We’re now self-hosting a number of capabilities, such as our Mastodon server and our PixelFed server (plus of course this blog!) An unexpected problem this has raised is the way Google repeatedly red-lists our domains for hosting phishing sites and malware. The problem with that? We do not and never have done any such thing. This problem is not unique to us; almost everyone who self-hosts via YunoHost encounters it and there is a massive thread on their support forum.
Why it’s happening
Frankly I don’t know. I mean, it’s obviously part of Google’s necessary and welcome defences against the bad guys. I’m glad they do that. But the assumptions on which they appear to be working, their triggers for action and the asymmetry of the process all make me very concerned. Because of some undocumented trigger, Google unilaterally causes everyone’s web browser to treat my domain as if it is hosting malware and it prevents staff and clients accessing our production services. Even after clearing a block their bot will sometimes re-apply it the same day - see the screenshot above.
It is false and baseless and the way they misrepresent us to clients approaches defamation (see the warning below) but they do it anyway because we are self-hosting so for them the risk/reward ratio is skewed towards blocking rather than investigating.
Whatever the reasons, the really big practical problem is the asymmetry of their process for us and every other self-hoster. They are fast and devastating on the “shoot first” front, but slow, opaque and uncooperative when it comes to “asking questions later”. Once Google has red-listed one of my domains, a sequence of adverse consequence follow:
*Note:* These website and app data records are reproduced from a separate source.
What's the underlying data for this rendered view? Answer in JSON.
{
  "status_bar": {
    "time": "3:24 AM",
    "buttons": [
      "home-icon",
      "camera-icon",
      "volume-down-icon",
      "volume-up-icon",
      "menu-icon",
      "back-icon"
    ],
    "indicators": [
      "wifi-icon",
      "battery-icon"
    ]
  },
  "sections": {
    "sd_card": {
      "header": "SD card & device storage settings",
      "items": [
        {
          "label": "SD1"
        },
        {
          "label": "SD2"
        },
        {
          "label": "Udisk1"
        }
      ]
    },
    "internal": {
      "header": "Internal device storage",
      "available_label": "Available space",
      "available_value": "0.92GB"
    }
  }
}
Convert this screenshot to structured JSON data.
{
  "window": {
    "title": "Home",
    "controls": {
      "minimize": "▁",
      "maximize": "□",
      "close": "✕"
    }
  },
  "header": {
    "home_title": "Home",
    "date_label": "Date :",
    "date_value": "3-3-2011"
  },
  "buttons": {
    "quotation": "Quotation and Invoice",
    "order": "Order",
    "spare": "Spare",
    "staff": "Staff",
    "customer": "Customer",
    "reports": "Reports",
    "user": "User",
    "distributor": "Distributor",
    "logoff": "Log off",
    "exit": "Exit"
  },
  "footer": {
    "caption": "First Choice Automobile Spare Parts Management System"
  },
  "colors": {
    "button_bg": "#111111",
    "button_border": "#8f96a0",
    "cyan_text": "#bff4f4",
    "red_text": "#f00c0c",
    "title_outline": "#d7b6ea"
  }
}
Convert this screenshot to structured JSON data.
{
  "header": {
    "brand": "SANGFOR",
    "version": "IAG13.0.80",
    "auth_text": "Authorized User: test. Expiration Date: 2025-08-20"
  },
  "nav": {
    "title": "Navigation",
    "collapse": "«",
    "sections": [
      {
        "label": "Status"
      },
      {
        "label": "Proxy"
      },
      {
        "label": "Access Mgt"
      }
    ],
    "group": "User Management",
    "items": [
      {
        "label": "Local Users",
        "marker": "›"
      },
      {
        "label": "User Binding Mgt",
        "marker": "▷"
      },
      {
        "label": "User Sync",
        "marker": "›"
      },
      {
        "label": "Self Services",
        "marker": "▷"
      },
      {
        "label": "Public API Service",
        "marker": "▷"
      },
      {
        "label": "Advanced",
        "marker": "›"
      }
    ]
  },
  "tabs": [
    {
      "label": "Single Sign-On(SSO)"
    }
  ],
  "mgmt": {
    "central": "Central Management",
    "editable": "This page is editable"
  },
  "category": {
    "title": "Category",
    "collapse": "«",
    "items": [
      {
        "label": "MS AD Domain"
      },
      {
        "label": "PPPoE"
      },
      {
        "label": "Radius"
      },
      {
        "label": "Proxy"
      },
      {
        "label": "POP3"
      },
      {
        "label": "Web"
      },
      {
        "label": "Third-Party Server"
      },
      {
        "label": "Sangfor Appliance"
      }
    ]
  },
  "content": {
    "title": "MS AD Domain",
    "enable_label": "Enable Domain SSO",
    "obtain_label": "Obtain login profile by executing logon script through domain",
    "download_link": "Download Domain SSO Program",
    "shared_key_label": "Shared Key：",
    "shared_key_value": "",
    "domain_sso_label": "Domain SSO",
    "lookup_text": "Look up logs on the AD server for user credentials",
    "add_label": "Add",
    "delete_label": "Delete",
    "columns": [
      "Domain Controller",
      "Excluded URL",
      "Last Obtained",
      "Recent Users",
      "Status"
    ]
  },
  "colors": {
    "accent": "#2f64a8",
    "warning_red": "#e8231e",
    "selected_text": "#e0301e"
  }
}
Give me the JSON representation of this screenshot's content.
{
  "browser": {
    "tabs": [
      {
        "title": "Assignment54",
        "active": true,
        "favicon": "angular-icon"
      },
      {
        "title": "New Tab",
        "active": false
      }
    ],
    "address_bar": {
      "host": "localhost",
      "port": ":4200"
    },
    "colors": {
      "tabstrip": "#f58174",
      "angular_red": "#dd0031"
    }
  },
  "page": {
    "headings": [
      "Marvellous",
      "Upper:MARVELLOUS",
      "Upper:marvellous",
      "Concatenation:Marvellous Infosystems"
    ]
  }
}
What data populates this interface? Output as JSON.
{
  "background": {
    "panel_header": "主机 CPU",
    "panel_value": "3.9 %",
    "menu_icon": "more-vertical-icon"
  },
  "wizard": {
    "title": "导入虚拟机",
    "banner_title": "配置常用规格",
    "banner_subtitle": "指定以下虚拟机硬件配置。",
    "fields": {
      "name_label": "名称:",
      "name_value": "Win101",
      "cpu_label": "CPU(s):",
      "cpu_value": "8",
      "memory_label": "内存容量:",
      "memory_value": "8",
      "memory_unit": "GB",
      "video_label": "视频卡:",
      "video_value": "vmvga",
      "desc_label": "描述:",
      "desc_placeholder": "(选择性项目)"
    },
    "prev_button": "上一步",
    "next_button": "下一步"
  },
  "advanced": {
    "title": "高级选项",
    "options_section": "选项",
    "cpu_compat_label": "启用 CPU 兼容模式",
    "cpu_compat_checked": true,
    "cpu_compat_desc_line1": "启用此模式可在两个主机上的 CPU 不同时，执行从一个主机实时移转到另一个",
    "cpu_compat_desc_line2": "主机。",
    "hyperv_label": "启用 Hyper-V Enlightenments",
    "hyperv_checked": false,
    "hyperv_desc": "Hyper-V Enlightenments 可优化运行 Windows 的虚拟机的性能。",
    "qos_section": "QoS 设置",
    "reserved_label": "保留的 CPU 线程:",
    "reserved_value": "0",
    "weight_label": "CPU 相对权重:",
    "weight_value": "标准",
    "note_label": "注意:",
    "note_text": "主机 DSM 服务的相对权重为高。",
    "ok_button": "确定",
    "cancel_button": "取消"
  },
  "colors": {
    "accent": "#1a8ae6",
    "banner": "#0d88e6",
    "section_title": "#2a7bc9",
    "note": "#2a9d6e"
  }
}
- They automatically add the domain to a list in everyone’s browser that makes it block the domain with the red screen above.
- Since GMail (and I suspect other webmail providers) use the same blocklist, any e-mail with a link to that domain gets classified as phishing.
- That in turn can get anyone using the sites we host automatically reported to their mail administrator for abuse (and with almost no context - just a statement they are sending malware links around).
- Sometimes, they add the domain to a more dangerous blocklist that makes DNS providers delist the domain so it won’t resolve to an IP address - there’s a helpful tool for detecting this because even my ISP (Hover) does not tell me they are blocking my domain.
- All my Yunohost-managed sites use a shared LDAP, so the LDAP domain then also gets red-listed, impacting every production system.
All this happens within a few minutes of the relevant bot deciding my Yunohost LDAP is a phishing site. It can then take several hours for me to be advised they have done this, via the search.google.com portal where I have registered all our domains. If I had not done this, I would get no notifications – in Google’s world, convicted phishers get no chances to prove they are innocent and there’s no deterministic appeals process.
Once they have red-listed my domain, what can I do to get it unblocked? It turns out Google don’t even admit to the possibility of a false positive. All their processes are heavy on gaslighting you into believing you are the problem. So you have to go along with their game and tell them what you did to remove the malware and beg for unblocking via the portal. There’s no ticket and no tracking. Even when they finally unblock my domains, they never explain anything - they just tell me to take more care not to let the malware be implanted next time.
Removing The Block
So how do we remove these blocks? I have a well-trodden process that often gets the block delisted within a few hours (although it can take 3-5 days, and the confirmation via the search portal can take even longer).
- Add the domain to your list at https://search.google.com/, ideally via a DNS authentication. Doing it this way also authenticates all subdomains.
- Check the report is false using Virus Total - you never know, this might be the one time Google has it right!
- Ask for a review on search.google.com, explaining it is a false positive and details of the software you are using.
- Ask all other users to report a false positive via the red screen (press the “Details” button).
I can’t help thinking Google is out of order here. Making my domains repeatedly unusable, effectively without notification or appeal, and falsely telling my clients and staff that I and my company are a bad actor on the Internet, seems an extreme consequence of their defence actions. It’s as if their worldview excludes the possibility that people might be self-hosting servers on the Internet. Or, worse, as if the extremity of their action has the useful side-effect of driving business their way. Personally I think it’s time some regulators took a look at things. How about you?
From an original Mastodon thread